Members of the Danish parliament from six different political parties say they would consider travelling to Taiwan after a possible election this autumn.

Danish politicians consider autumn visit to Taiwan 

Representatives from six Danish parties told newspaper Politiken that they are prepared to take part in a possible trip to Taiwan.

The six parties, which encompass both the left and right wings, are the Conservatives, the Red-Green Alliance (Enhedslisten), the Social Liberals (Radikale Venstre), the Danish People’s Party (Dansk Folkeparti, DF), the Liberal (Venstre) party, and the new Denmark Democrats (Danmarksdemokraterne) party. 

“What Taiwan needs now is our support. We must be firm on this – Taiwan should not be isolated in the way that China wants it to be. They must not succeed in that,” Michael Aastrup Jensen, foreign affairs spokesman for the Liberal party (Venstre) told Politiken. 

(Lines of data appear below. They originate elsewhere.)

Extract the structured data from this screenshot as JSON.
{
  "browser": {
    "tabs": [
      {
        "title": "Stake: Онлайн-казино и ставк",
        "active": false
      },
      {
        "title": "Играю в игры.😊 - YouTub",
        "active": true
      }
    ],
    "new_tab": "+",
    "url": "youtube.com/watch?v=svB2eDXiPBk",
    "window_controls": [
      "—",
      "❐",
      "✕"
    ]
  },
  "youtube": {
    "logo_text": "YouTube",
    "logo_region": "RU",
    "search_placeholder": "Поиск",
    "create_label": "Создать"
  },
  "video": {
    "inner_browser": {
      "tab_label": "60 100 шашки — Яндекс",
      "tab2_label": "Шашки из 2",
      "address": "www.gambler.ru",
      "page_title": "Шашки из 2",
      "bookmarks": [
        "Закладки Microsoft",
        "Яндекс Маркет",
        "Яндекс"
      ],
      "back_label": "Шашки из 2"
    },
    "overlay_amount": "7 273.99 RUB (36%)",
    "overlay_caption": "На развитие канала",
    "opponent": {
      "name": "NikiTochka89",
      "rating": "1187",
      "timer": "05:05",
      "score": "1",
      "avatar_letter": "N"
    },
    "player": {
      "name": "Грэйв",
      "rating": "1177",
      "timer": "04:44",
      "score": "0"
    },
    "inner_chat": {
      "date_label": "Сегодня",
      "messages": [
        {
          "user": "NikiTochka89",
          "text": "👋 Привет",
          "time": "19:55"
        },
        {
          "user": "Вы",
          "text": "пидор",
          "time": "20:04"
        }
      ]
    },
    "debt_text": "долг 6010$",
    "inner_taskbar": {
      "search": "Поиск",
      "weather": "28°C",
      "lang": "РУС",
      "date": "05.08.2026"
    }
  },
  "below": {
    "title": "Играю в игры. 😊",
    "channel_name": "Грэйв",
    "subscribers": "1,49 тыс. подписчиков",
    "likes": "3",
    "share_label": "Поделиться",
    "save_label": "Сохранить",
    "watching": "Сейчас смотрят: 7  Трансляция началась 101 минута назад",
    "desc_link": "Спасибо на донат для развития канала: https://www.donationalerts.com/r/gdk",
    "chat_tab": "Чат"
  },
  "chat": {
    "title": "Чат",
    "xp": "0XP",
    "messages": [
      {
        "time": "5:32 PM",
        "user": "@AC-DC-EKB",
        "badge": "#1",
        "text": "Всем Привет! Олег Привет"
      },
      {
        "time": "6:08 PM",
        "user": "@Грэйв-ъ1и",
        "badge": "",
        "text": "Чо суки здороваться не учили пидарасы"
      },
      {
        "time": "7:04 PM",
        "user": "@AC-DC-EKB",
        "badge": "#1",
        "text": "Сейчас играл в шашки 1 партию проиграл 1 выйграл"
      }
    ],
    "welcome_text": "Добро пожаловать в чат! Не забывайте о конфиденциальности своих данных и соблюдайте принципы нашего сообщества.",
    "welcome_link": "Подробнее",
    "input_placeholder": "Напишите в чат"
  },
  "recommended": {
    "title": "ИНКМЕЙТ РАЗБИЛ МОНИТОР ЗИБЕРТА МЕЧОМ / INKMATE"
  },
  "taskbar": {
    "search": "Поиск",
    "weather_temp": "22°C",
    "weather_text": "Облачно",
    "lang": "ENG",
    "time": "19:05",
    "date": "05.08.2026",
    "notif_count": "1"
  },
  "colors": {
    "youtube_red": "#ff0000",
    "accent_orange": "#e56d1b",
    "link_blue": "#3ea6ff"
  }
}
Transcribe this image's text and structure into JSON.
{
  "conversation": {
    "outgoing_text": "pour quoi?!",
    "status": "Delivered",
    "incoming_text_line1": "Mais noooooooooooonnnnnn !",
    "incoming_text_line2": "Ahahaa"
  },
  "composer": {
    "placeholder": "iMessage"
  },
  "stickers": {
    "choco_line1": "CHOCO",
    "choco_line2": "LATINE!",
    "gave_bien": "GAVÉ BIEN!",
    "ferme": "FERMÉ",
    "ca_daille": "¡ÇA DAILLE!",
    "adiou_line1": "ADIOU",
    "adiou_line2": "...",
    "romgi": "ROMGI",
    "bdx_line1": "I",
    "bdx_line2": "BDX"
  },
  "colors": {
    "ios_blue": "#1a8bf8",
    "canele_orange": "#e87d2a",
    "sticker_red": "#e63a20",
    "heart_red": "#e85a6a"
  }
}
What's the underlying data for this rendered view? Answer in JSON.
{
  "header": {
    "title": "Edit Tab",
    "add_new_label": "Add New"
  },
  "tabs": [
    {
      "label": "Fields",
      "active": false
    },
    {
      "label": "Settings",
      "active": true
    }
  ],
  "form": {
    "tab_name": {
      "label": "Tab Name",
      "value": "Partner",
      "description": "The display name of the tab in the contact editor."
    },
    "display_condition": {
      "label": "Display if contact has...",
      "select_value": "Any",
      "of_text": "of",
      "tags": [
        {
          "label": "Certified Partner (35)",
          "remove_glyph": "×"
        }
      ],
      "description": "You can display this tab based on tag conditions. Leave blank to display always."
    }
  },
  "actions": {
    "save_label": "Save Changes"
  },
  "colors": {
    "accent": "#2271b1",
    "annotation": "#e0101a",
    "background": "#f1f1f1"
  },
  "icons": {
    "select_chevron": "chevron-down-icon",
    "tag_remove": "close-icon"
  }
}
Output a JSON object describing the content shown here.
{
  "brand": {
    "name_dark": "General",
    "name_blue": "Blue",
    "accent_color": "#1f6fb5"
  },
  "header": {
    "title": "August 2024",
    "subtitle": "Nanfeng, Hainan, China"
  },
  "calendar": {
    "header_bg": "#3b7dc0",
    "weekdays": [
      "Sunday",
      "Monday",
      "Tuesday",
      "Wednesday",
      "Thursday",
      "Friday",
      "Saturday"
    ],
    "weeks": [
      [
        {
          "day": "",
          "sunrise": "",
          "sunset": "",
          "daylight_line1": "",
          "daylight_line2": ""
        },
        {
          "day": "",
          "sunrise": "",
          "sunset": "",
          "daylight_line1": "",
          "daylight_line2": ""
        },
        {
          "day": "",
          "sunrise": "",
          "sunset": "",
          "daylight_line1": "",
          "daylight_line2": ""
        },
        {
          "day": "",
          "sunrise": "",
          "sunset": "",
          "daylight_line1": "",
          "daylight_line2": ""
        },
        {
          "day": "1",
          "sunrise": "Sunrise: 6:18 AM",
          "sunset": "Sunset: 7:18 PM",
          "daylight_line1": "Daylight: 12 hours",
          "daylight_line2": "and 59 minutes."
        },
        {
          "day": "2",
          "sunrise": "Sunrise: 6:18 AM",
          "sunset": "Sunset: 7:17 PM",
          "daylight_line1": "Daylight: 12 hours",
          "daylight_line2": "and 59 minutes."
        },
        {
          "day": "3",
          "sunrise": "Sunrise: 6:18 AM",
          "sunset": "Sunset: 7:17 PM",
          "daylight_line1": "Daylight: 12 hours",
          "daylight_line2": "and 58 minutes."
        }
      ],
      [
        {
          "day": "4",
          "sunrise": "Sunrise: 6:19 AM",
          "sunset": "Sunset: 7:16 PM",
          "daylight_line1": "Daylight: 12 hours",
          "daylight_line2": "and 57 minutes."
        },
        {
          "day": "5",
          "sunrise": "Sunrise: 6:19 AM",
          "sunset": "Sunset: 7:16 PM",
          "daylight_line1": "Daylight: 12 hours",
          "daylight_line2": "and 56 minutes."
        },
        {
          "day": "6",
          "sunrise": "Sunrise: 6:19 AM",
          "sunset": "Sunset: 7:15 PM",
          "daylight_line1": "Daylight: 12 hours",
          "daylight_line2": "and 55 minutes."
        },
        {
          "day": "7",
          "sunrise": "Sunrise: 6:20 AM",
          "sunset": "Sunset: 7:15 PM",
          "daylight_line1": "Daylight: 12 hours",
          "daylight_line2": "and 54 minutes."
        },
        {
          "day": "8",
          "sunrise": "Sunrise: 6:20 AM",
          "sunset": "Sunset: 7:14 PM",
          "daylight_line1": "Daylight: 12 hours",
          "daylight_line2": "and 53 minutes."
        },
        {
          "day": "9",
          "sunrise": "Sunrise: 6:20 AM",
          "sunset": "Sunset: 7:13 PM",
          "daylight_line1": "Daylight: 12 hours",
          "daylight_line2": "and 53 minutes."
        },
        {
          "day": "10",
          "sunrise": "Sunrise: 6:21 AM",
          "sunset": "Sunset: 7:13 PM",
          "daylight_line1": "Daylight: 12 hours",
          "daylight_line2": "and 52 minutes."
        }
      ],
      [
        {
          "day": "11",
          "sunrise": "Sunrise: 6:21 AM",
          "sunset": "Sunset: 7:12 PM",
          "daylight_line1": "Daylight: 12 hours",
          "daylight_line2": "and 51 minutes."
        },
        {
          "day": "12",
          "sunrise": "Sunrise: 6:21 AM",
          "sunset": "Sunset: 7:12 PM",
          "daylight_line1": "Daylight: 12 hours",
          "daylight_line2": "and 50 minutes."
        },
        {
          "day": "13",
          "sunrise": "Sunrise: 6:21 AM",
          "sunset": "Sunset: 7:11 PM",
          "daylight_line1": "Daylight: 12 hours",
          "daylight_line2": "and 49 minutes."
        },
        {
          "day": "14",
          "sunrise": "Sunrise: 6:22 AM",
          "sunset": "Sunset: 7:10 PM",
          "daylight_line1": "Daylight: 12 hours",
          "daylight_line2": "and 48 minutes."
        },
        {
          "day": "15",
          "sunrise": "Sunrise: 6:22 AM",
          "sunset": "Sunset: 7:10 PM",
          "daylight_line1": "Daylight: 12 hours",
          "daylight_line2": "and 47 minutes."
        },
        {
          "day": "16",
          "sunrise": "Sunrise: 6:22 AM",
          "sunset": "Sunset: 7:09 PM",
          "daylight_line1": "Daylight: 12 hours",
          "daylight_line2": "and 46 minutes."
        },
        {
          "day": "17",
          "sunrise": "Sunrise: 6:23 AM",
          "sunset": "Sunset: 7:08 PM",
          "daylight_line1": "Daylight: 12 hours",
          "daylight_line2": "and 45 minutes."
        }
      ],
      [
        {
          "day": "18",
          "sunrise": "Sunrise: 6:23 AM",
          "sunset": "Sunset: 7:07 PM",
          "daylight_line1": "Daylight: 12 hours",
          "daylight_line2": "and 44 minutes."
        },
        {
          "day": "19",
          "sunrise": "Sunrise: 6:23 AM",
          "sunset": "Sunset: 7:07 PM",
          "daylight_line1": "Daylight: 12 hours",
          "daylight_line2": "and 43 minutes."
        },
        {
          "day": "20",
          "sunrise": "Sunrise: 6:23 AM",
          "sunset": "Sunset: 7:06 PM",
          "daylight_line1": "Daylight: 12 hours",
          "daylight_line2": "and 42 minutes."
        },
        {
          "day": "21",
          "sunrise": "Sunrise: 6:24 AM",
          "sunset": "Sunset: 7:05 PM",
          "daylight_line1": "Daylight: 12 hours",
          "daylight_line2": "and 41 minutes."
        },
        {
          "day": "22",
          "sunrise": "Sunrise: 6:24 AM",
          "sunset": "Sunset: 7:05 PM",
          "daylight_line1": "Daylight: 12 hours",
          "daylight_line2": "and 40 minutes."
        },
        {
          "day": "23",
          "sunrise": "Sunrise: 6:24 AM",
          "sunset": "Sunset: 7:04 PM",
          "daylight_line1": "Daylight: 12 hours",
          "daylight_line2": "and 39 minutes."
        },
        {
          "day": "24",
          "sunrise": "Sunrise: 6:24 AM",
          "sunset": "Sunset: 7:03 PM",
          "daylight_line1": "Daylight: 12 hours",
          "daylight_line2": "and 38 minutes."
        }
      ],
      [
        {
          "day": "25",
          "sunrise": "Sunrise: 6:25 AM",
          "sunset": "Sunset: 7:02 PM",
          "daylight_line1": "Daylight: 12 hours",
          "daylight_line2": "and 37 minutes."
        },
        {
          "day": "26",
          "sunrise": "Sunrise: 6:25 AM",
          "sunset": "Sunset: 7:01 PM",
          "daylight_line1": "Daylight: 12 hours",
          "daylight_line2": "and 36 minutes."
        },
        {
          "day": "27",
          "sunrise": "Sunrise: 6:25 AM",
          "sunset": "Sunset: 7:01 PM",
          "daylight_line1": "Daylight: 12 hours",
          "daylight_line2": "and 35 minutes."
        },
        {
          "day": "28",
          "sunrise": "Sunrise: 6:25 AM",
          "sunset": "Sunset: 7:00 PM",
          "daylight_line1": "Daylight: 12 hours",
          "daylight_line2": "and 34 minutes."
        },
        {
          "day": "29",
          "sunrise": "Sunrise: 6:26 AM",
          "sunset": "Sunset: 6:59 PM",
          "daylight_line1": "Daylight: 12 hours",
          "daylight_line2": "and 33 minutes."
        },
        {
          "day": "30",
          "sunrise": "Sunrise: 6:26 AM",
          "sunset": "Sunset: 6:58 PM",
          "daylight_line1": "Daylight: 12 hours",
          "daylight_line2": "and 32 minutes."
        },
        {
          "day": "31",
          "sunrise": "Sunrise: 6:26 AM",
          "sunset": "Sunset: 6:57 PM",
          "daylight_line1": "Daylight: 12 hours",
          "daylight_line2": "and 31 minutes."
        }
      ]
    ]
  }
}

A group of politicians are already planning a trip to Taiwan in the autumn, Jensen said.

The group of parties includes two close allies of the minority government – the centrist Social Liberals and the left-wing Red Green Alliance.

The foreign affairs spokesperson with the Social Liberals, Martin Lidegaard – a former foreign minister – stressed that such a trip must have a “relevant purpose”, however.

But Karsten Hønge, foreign affairs spokesperson with another left-wing ally of the government, the Socialist People’s Party (Socialistisk Folkeparti, SF), said stirring the pot in Taiwan could cause more harm than good. 

Talk of a Danish visit comes shortly after high-profile visits to China by leading US politicians, including speaker of the United States House of Representatives Nancy Pelosi.

In response to the US visits, China has carried out a number of military exercises close to Taiwan.

A 2019 visit to Taiwan by former DF leader Pia Kjærsgaard resulted in the Chinese Embassy in Copenhagen submitting a complaint to parliament.

Speaking to Politiken, Andreas Bøje Forsby, a researcher of Chinese foreign policy at the Danish Institute for International Studies (DIIS), said a visit by Danish politicians to Taiwan would be “risky” in the current climate.